October 12, 2015; Mic. (Policy.mic)

When humans lose housing, so do their pets. Pets provide companionship, protection, and love, but for the homeless individuals, caring for them under financial constraints and lack of shelter can pose problems. While the specific statistics on pet ownership among the homeless vary, the National Coalition for the Homeless believes that roughly 10 percent of people without a home have animals. For women in particular, the problem of homeless and pet ownership can be especially complex. Domestic partner violence, the leading cause of homeless among women, often involves an abuser threatening to injure or even kill family pets. Women who have been subjected to domestic abuse will postpone seeking shelter out of concern for their pets’ safety, due to few domestic violence shelters offering refuge to pets.

Cities and states are increasingly concentrating their efforts on solving homelessness, but pets are often left out of the conversation. To solve the dearth of services available for homeless animals, Genevieve Frederick formed Pets of the Homeless, a nonprofit organization. Pets of the Homeless is the sole national nonprofit organization dedicated to caring for the pets of homeless people, and focuses on coordinating pet food and supplies for more than 260 sites across the country. The organization offers emergency veterinary care as well as nonemergency care like vaccinations, neutering, and spaying.

Pets operates out of Nevada and has a nationwide network of volunteers. The organization relies in entirety on private donations, corporate partnerships, and services donated by participating veterinarians.

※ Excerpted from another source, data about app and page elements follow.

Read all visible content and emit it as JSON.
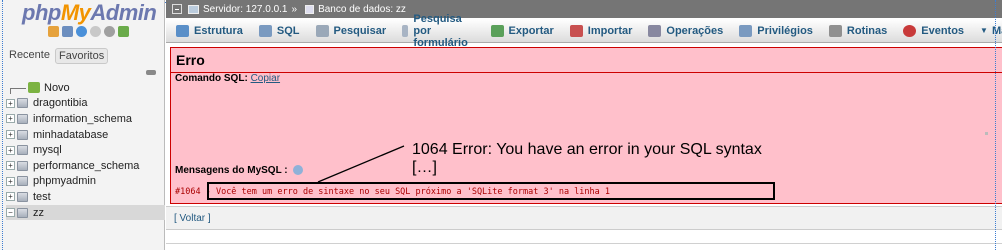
{
  "sidebar": {
    "logo": {
      "php": "php",
      "my": "My",
      "admin": "Admin"
    },
    "nav_icons": [
      "home-icon",
      "db-icon",
      "query-icon",
      "docs-icon",
      "settings-icon",
      "reload-icon"
    ],
    "tabs": {
      "recent": "Recente",
      "favorites": "Favoritos"
    },
    "new_label": "Novo",
    "databases": [
      "dragontibia",
      "information_schema",
      "minhadatabase",
      "mysql",
      "performance_schema",
      "phpmyadmin",
      "test",
      "zz"
    ],
    "selected_db": "zz"
  },
  "topbar": {
    "server": "Servidor: 127.0.0.1",
    "separator": "»",
    "database": "Banco de dados: zz"
  },
  "menu": [
    {
      "label": "Estrutura",
      "icon": "structure-icon",
      "color": "#5a8fc8"
    },
    {
      "label": "SQL",
      "icon": "sql-icon",
      "color": "#7a9ac0"
    },
    {
      "label": "Pesquisar",
      "icon": "search-icon",
      "color": "#9aa8b8"
    },
    {
      "label": "Pesquisa por formulário",
      "icon": "query-form-icon",
      "color": "#a8b4c4"
    },
    {
      "label": "Exportar",
      "icon": "export-icon",
      "color": "#5aa05a"
    },
    {
      "label": "Importar",
      "icon": "import-icon",
      "color": "#c85050"
    },
    {
      "label": "Operações",
      "icon": "wrench-icon",
      "color": "#8888a0"
    },
    {
      "label": "Privilégios",
      "icon": "privileges-icon",
      "color": "#7a9ac0"
    },
    {
      "label": "Rotinas",
      "icon": "routines-icon",
      "color": "#909090"
    },
    {
      "label": "Eventos",
      "icon": "events-icon",
      "color": "#c83a3a"
    },
    {
      "label": "Mais",
      "icon": "chevron-down-icon",
      "color": "#444444"
    }
  ],
  "error": {
    "title": "Erro",
    "sql_command_label": "Comando SQL:",
    "copy_link": "Copiar",
    "mysql_messages_label": "Mensagens do MySQL :",
    "error_code": "#1064 - ",
    "error_text": "Você tem um erro de sintaxe no seu SQL próximo a 'SQLite format 3' na linha 1"
  },
  "annotation": {
    "line1": "1064 Error: You have an error in your SQL syntax",
    "line2": "[…]"
  },
  "voltar": "[ Voltar ]",
  "colors": {
    "error_bg": "#ffc0cb",
    "error_border": "#cc0000",
    "link": "#235a81",
    "topbar": "#757575"
  }
}
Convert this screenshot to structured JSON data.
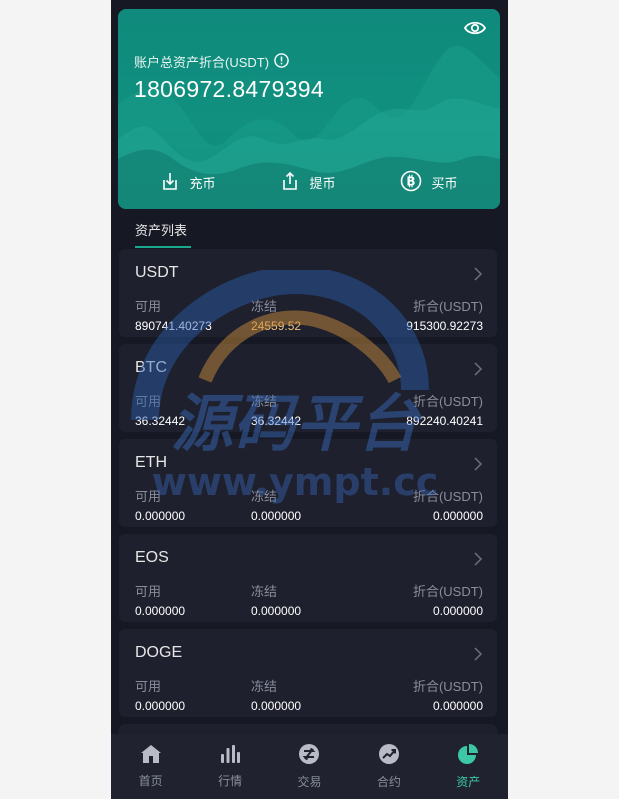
{
  "account": {
    "total_label": "账户总资产折合(USDT)",
    "total_value": "1806972.8479394"
  },
  "actions": [
    {
      "label": "充币",
      "icon": "deposit-icon"
    },
    {
      "label": "提币",
      "icon": "withdraw-icon"
    },
    {
      "label": "买币",
      "icon": "bitcoin-icon"
    }
  ],
  "section_title": "资产列表",
  "column_labels": {
    "available": "可用",
    "frozen": "冻结",
    "converted": "折合(USDT)"
  },
  "assets": [
    {
      "symbol": "USDT",
      "available": "890741.40273",
      "frozen": "24559.52",
      "converted": "915300.92273"
    },
    {
      "symbol": "BTC",
      "available": "36.32442",
      "frozen": "36.32442",
      "converted": "892240.40241"
    },
    {
      "symbol": "ETH",
      "available": "0.000000",
      "frozen": "0.000000",
      "converted": "0.000000"
    },
    {
      "symbol": "EOS",
      "available": "0.000000",
      "frozen": "0.000000",
      "converted": "0.000000"
    },
    {
      "symbol": "DOGE",
      "available": "0.000000",
      "frozen": "0.000000",
      "converted": "0.000000"
    }
  ],
  "watermark": {
    "title": "源码平台",
    "url": "www.ympt.cc"
  },
  "nav": [
    {
      "label": "首页",
      "icon": "home-icon"
    },
    {
      "label": "行情",
      "icon": "market-chart-icon"
    },
    {
      "label": "交易",
      "icon": "trade-icon"
    },
    {
      "label": "合约",
      "icon": "contract-icon"
    },
    {
      "label": "资产",
      "icon": "assets-pie-icon",
      "active": true
    }
  ],
  "colors": {
    "accent": "#3cc8a5",
    "hero": "#11907f",
    "background": "#161823",
    "card": "#1e202e"
  }
}
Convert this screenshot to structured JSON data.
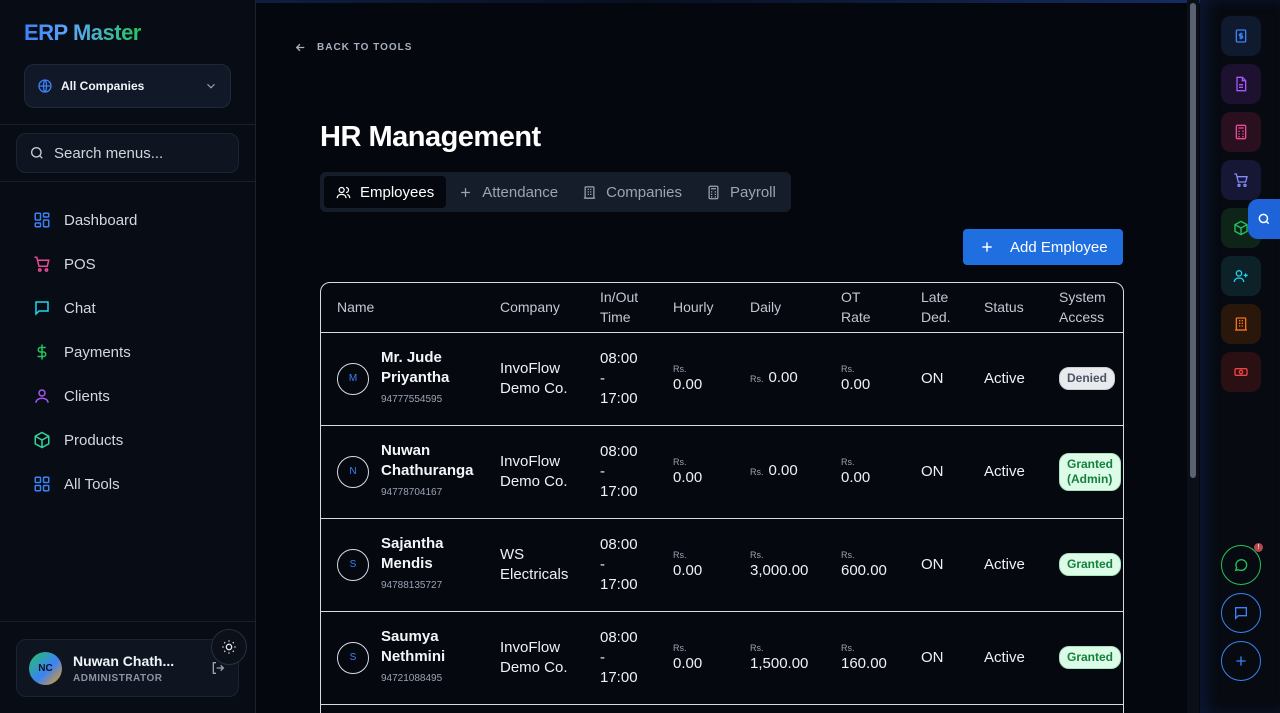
{
  "app": {
    "brand": "ERP Master"
  },
  "company_selector": {
    "value": "All Companies"
  },
  "search": {
    "placeholder": "Search menus..."
  },
  "sidebar": {
    "items": [
      {
        "label": "Dashboard",
        "icon": "dashboard-icon",
        "color": "#3b82f6"
      },
      {
        "label": "POS",
        "icon": "cart-icon",
        "color": "#ec4899"
      },
      {
        "label": "Chat",
        "icon": "chat-icon",
        "color": "#22d3ee"
      },
      {
        "label": "Payments",
        "icon": "dollar-icon",
        "color": "#22c55e"
      },
      {
        "label": "Clients",
        "icon": "user-icon",
        "color": "#a855f7"
      },
      {
        "label": "Products",
        "icon": "box-icon",
        "color": "#34d399"
      },
      {
        "label": "All Tools",
        "icon": "grid-icon",
        "color": "#3b82f6"
      }
    ]
  },
  "user": {
    "initials": "NC",
    "name": "Nuwan Chath...",
    "role": "ADMINISTRATOR"
  },
  "main": {
    "back_label": "BACK TO TOOLS",
    "title": "HR Management",
    "tabs": [
      {
        "label": "Employees",
        "icon": "users-icon",
        "active": true
      },
      {
        "label": "Attendance",
        "icon": "plus-icon",
        "active": false
      },
      {
        "label": "Companies",
        "icon": "building-icon",
        "active": false
      },
      {
        "label": "Payroll",
        "icon": "calculator-icon",
        "active": false
      }
    ],
    "add_button": "Add Employee"
  },
  "table": {
    "headers": [
      "Name",
      "Company",
      "In/Out Time",
      "Hourly",
      "Daily",
      "OT Rate",
      "Late Ded.",
      "Status",
      "System Access"
    ],
    "header_lines": [
      [
        "Name"
      ],
      [
        "Company"
      ],
      [
        "In/Out",
        "Time"
      ],
      [
        "Hourly"
      ],
      [
        "Daily"
      ],
      [
        "OT",
        "Rate"
      ],
      [
        "Late",
        "Ded."
      ],
      [
        "Status"
      ],
      [
        "System",
        "Access"
      ]
    ],
    "currency": "Rs.",
    "rows": [
      {
        "initial": "M",
        "name": "Mr. Jude Priyantha",
        "name_lines": [
          "Mr. Jude",
          "Priyantha"
        ],
        "phone": "94777554595",
        "company_lines": [
          "InvoFlow",
          "Demo Co."
        ],
        "in_time": "08:00",
        "sep": "-",
        "out_time": "17:00",
        "hourly": "0.00",
        "daily": "0.00",
        "ot_rate": "0.00",
        "late_ded": "ON",
        "status": "Active",
        "access_lines": [
          "Denied"
        ],
        "access_type": "denied"
      },
      {
        "initial": "N",
        "name": "Nuwan Chathuranga",
        "name_lines": [
          "Nuwan",
          "Chathuranga"
        ],
        "phone": "94778704167",
        "company_lines": [
          "InvoFlow",
          "Demo Co."
        ],
        "in_time": "08:00",
        "sep": "-",
        "out_time": "17:00",
        "hourly": "0.00",
        "daily": "0.00",
        "ot_rate": "0.00",
        "late_ded": "ON",
        "status": "Active",
        "access_lines": [
          "Granted",
          "(Admin)"
        ],
        "access_type": "granted"
      },
      {
        "initial": "S",
        "name": "Sajantha Mendis",
        "name_lines": [
          "Sajantha",
          "Mendis"
        ],
        "phone": "94788135727",
        "company_lines": [
          "WS",
          "Electricals"
        ],
        "in_time": "08:00",
        "sep": "-",
        "out_time": "17:00",
        "hourly": "0.00",
        "daily": "3,000.00",
        "ot_rate": "600.00",
        "late_ded": "ON",
        "status": "Active",
        "access_lines": [
          "Granted"
        ],
        "access_type": "granted"
      },
      {
        "initial": "S",
        "name": "Saumya Nethmini",
        "name_lines": [
          "Saumya",
          "Nethmini"
        ],
        "phone": "94721088495",
        "company_lines": [
          "InvoFlow",
          "Demo Co."
        ],
        "in_time": "08:00",
        "sep": "-",
        "out_time": "17:00",
        "hourly": "0.00",
        "daily": "1,500.00",
        "ot_rate": "160.00",
        "late_ded": "ON",
        "status": "Active",
        "access_lines": [
          "Granted"
        ],
        "access_type": "granted"
      }
    ]
  },
  "rail": {
    "buttons": [
      {
        "icon": "dollar-doc-icon",
        "color": "#3b82f6"
      },
      {
        "icon": "document-icon",
        "color": "#a855f7"
      },
      {
        "icon": "calculator-icon",
        "color": "#ec4899"
      },
      {
        "icon": "cart-icon",
        "color": "#818cf8"
      },
      {
        "icon": "box-icon",
        "color": "#22c55e"
      },
      {
        "icon": "user-plus-icon",
        "color": "#22d3ee"
      },
      {
        "icon": "building-icon",
        "color": "#f97316"
      },
      {
        "icon": "cash-icon",
        "color": "#ef4444"
      }
    ],
    "bottom": [
      {
        "icon": "whatsapp-icon",
        "color": "#22c55e"
      },
      {
        "icon": "message-icon",
        "color": "#3b82f6"
      },
      {
        "icon": "plus-icon",
        "color": "#3b82f6"
      }
    ],
    "notification_badge": "!"
  }
}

In 2014, Pets of the Homeless used 87 cents of every dollar donated on services for the homeless and their pets.

In March, the Pet and Women Safety Act of 2015 was introduced, seeking to ensure protections for pets of domestic violence victims and establish a federal grant program to assist in acquiring safe shelters for pets. “Much like the problem like you’re seeing with homelessness,” said Katherine Clark (D-MA), who cosponsored the bill, “women don’t have a safe place to leave their pets if they’re entering a domestic violence shelter. Only about three percent of domestic violence shelters can accommodate pets.”

While progress is being made, the issue of providing shelter to homeless pets and their owners is still a major issue for Pets of the Homeless, as the organization struggles to convince homeless shelters to accommodate animal companions.

“Giving homeless people the dignity that comes with pet ownership is such an important first step to helping them get the services they need,” Frederick said, “so that they can begin a new life with their pets.”—Kathleen Ebbitt